Your assignment>
The reply should be a single number: the count of lines below that contain the word "Çarkı".

Data to examine>

# # # # #

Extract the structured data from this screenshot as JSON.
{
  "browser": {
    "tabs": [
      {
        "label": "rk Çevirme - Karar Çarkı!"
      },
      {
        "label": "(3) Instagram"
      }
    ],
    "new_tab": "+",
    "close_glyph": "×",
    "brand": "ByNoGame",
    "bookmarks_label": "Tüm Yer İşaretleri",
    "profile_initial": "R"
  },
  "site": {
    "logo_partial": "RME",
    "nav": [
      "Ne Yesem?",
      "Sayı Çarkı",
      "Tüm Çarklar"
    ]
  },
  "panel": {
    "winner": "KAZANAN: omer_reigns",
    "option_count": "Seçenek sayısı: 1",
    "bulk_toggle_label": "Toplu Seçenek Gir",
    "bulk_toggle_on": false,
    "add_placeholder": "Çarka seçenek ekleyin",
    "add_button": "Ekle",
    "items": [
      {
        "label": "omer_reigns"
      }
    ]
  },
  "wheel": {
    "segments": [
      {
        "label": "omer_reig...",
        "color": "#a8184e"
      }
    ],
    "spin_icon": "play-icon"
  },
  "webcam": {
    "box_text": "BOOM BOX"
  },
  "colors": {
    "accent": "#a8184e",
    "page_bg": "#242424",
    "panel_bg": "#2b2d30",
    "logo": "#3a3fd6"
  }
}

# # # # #

Response to this exercise>
2